— WHAT THIS TASK INVOLVES —
Word for word, reproduce each of the entries.
(ENTRIES PROVIDED begins)
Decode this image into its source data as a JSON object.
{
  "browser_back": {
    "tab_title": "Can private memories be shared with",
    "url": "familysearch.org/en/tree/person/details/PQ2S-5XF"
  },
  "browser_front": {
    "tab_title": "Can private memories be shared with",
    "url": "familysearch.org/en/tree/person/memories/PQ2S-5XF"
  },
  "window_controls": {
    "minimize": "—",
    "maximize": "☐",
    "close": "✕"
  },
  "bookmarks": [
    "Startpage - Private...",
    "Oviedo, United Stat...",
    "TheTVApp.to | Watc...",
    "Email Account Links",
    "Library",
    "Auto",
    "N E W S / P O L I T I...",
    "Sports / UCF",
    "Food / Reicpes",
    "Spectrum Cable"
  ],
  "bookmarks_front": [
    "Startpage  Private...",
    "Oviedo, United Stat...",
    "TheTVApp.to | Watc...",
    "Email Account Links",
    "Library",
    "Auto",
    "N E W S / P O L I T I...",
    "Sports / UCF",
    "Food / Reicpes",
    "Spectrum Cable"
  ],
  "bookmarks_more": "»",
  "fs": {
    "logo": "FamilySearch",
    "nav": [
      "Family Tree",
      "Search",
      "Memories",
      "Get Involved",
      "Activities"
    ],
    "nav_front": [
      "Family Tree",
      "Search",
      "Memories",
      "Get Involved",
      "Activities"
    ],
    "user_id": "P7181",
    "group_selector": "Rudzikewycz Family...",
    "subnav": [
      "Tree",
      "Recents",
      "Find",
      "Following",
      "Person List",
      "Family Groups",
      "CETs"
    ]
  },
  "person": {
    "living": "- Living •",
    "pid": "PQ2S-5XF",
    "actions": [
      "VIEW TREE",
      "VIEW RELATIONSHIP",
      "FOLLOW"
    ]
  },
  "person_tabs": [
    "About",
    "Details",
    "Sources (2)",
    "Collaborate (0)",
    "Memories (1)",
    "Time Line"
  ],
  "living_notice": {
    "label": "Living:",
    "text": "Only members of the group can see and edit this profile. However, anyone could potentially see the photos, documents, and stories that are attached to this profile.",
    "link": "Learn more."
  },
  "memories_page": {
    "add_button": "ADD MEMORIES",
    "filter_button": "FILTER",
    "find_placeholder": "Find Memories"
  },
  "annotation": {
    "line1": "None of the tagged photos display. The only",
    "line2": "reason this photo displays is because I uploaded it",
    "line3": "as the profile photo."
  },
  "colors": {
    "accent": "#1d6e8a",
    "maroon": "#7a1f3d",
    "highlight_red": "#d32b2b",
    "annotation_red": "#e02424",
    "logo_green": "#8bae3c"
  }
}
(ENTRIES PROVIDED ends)
— EXERCISE RESPONSE —
Decode this image into its source data as a JSON object.
{
  "browser_back": {
    "tab_title": "Can private memories be shared with",
    "url": "familysearch.org/en/tree/person/details/PQ2S-5XF"
  },
  "browser_front": {
    "tab_title": "Can private memories be shared with",
    "url": "familysearch.org/en/tree/person/memories/PQ2S-5XF"
  },
  "window_controls": {
    "minimize": "—",
    "maximize": "☐",
    "close": "✕"
  },
  "bookmarks": [
    "Startpage - Private...",
    "Oviedo, United Stat...",
    "TheTVApp.to | Watc...",
    "Email Account Links",
    "Library",
    "Auto",
    "N E W S / P O L I T I...",
    "Sports / UCF",
    "Food / Reicpes",
    "Spectrum Cable"
  ],
  "bookmarks_front": [
    "Startpage  Private...",
    "Oviedo, United Stat...",
    "TheTVApp.to | Watc...",
    "Email Account Links",
    "Library",
    "Auto",
    "N E W S / P O L I T I...",
    "Sports / UCF",
    "Food / Reicpes",
    "Spectrum Cable"
  ],
  "bookmarks_more": "»",
  "fs": {
    "logo": "FamilySearch",
    "nav": [
      "Family Tree",
      "Search",
      "Memories",
      "Get Involved",
      "Activities"
    ],
    "nav_front": [
      "Family Tree",
      "Search",
      "Memories",
      "Get Involved",
      "Activities"
    ],
    "user_id": "P7181",
    "group_selector": "Rudzikewycz Family...",
    "subnav": [
      "Tree",
      "Recents",
      "Find",
      "Following",
      "Person List",
      "Family Groups",
      "CETs"
    ]
  },
  "person": {
    "living": "- Living •",
    "pid": "PQ2S-5XF",
    "actions": [
      "VIEW TREE",
      "VIEW RELATIONSHIP",
      "FOLLOW"
    ]
  },
  "person_tabs": [
    "About",
    "Details",
    "Sources (2)",
    "Collaborate (0)",
    "Memories (1)",
    "Time Line"
  ],
  "living_notice": {
    "label": "Living:",
    "text": "Only members of the group can see and edit this profile. However, anyone could potentially see the photos, documents, and stories that are attached to this profile.",
    "link": "Learn more."
  },
  "memories_page": {
    "add_button": "ADD MEMORIES",
    "filter_button": "FILTER",
    "find_placeholder": "Find Memories"
  },
  "annotation": {
    "line1": "None of the tagged photos display. The only",
    "line2": "reason this photo displays is because I uploaded it",
    "line3": "as the profile photo."
  },
  "colors": {
    "accent": "#1d6e8a",
    "maroon": "#7a1f3d",
    "highlight_red": "#d32b2b",
    "annotation_red": "#e02424",
    "logo_green": "#8bae3c"
  }
}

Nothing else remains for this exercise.